(Supplied material)

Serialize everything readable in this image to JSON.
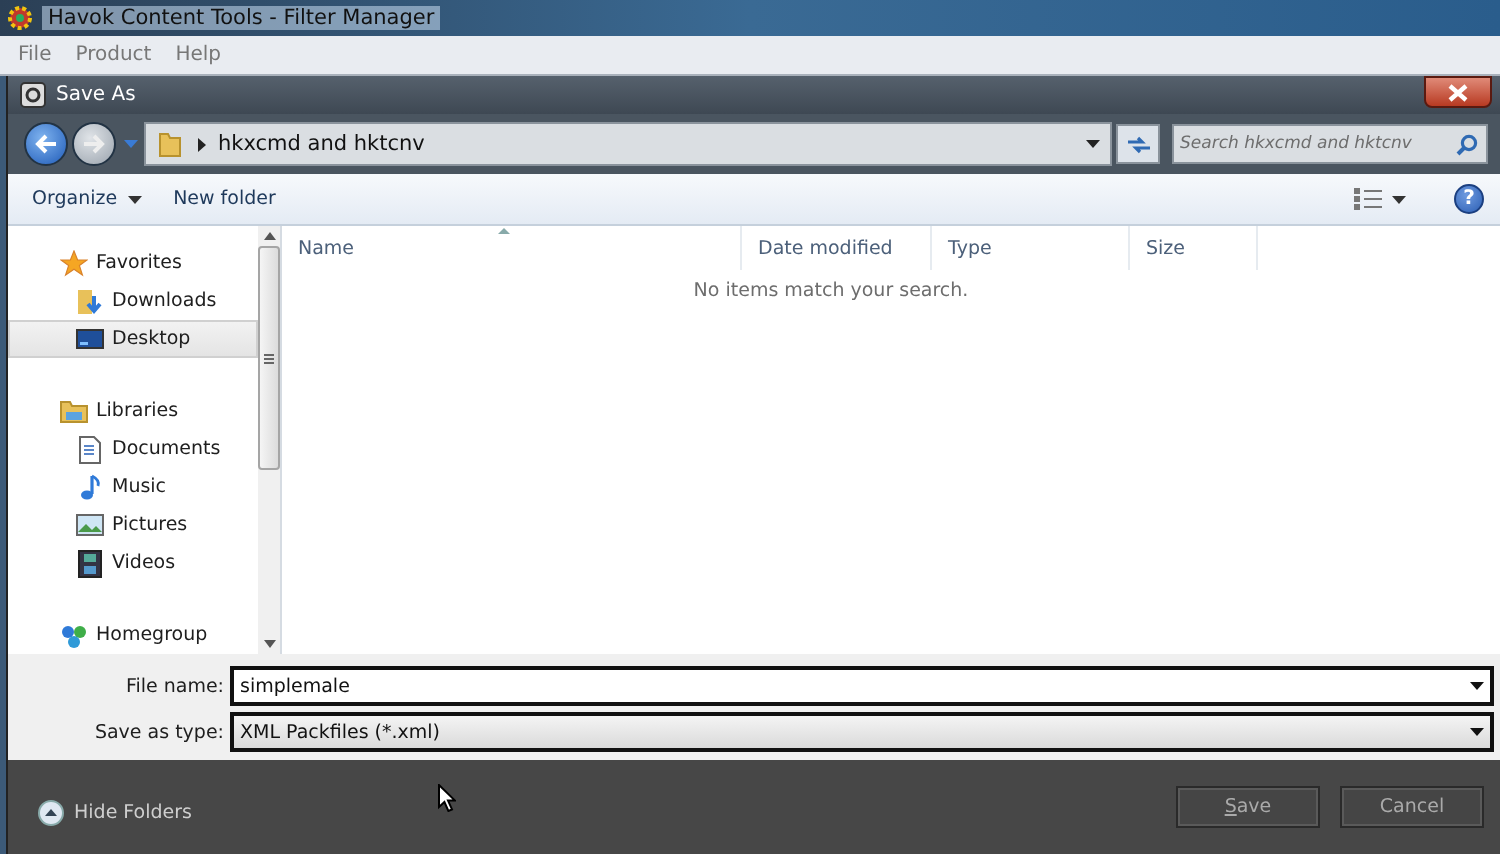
{
  "app_window": {
    "title": "Havok Content Tools - Filter Manager"
  },
  "menu_bar": [
    {
      "label": "File"
    },
    {
      "label": "Product"
    },
    {
      "label": "Help"
    }
  ],
  "dialog": {
    "title": "Save As"
  },
  "address_bar": {
    "path": "hkxcmd and hktcnv",
    "search_placeholder": "Search hkxcmd and hktcnv"
  },
  "toolbar": {
    "organize": "Organize",
    "new_folder": "New folder",
    "help": "?"
  },
  "nav_pane": [
    {
      "label": "Favorites",
      "kind": "star",
      "selected": false,
      "children": [
        {
          "label": "Downloads",
          "kind": "downloads",
          "selected": false
        },
        {
          "label": "Desktop",
          "kind": "desktop",
          "selected": true
        }
      ]
    },
    {
      "label": "Libraries",
      "kind": "libraries",
      "selected": false,
      "children": [
        {
          "label": "Documents",
          "kind": "documents",
          "selected": false
        },
        {
          "label": "Music",
          "kind": "music",
          "selected": false
        },
        {
          "label": "Pictures",
          "kind": "pictures",
          "selected": false
        },
        {
          "label": "Videos",
          "kind": "videos",
          "selected": false
        }
      ]
    },
    {
      "label": "Homegroup",
      "kind": "homegroup",
      "selected": false
    }
  ],
  "file_list": {
    "columns": [
      "Name",
      "Date modified",
      "Type",
      "Size"
    ],
    "empty_message": "No items match your search."
  },
  "file_name": {
    "label": "File name:",
    "value": "simplemale"
  },
  "save_as_type": {
    "label": "Save as type:",
    "value": "XML Packfiles (*.xml)"
  },
  "footer": {
    "hide_folders": "Hide Folders",
    "buttons": [
      "Save",
      "Cancel"
    ]
  }
}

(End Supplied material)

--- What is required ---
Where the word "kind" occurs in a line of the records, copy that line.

--- Written response ---
      "kind": "star",
          "kind": "downloads",
          "kind": "desktop",
      "kind": "libraries",
          "kind": "documents",
          "kind": "music",
          "kind": "pictures",
          "kind": "videos",
      "kind": "homegroup",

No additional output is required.